● WHAT YOU SHOULD DO
Please set down the whole listing again, precisely.

● DATA SUPPLIED
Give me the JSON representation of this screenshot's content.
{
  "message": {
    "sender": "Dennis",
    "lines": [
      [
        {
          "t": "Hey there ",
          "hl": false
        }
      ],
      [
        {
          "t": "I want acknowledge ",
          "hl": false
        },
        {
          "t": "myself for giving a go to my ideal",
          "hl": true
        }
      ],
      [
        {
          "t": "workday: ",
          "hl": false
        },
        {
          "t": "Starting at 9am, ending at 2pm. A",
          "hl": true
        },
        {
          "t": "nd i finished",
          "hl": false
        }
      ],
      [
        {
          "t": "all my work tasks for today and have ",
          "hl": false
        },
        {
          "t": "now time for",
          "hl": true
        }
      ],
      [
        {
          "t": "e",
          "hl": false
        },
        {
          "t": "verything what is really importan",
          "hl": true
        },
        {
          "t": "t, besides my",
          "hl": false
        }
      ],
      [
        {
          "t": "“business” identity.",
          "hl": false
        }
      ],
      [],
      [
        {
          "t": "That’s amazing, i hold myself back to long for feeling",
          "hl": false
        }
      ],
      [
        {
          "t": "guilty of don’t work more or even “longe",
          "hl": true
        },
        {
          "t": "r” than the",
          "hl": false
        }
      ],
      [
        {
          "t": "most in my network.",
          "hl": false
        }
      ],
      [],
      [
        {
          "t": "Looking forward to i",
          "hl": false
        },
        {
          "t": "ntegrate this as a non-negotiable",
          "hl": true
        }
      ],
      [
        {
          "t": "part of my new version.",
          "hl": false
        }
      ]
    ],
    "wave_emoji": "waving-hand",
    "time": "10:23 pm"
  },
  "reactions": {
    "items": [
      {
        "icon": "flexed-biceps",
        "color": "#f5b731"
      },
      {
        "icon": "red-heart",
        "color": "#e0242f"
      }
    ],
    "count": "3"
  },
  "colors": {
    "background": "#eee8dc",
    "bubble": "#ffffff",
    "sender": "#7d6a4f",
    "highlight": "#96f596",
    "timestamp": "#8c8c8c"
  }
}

● PROBLEM SOLUTION
Give me the JSON representation of this screenshot's content.
{
  "message": {
    "sender": "Dennis",
    "lines": [
      [
        {
          "t": "Hey there ",
          "hl": false
        }
      ],
      [
        {
          "t": "I want acknowledge ",
          "hl": false
        },
        {
          "t": "myself for giving a go to my ideal",
          "hl": true
        }
      ],
      [
        {
          "t": "workday: ",
          "hl": false
        },
        {
          "t": "Starting at 9am, ending at 2pm. A",
          "hl": true
        },
        {
          "t": "nd i finished",
          "hl": false
        }
      ],
      [
        {
          "t": "all my work tasks for today and have ",
          "hl": false
        },
        {
          "t": "now time for",
          "hl": true
        }
      ],
      [
        {
          "t": "e",
          "hl": false
        },
        {
          "t": "verything what is really importan",
          "hl": true
        },
        {
          "t": "t, besides my",
          "hl": false
        }
      ],
      [
        {
          "t": "“business” identity.",
          "hl": false
        }
      ],
      [],
      [
        {
          "t": "That’s amazing, i hold myself back to long for feeling",
          "hl": false
        }
      ],
      [
        {
          "t": "guilty of don’t work more or even “longe",
          "hl": true
        },
        {
          "t": "r” than the",
          "hl": false
        }
      ],
      [
        {
          "t": "most in my network.",
          "hl": false
        }
      ],
      [],
      [
        {
          "t": "Looking forward to i",
          "hl": false
        },
        {
          "t": "ntegrate this as a non-negotiable",
          "hl": true
        }
      ],
      [
        {
          "t": "part of my new version.",
          "hl": false
        }
      ]
    ],
    "wave_emoji": "waving-hand",
    "time": "10:23 pm"
  },
  "reactions": {
    "items": [
      {
        "icon": "flexed-biceps",
        "color": "#f5b731"
      },
      {
        "icon": "red-heart",
        "color": "#e0242f"
      }
    ],
    "count": "3"
  },
  "colors": {
    "background": "#eee8dc",
    "bubble": "#ffffff",
    "sender": "#7d6a4f",
    "highlight": "#96f596",
    "timestamp": "#8c8c8c"
  }
}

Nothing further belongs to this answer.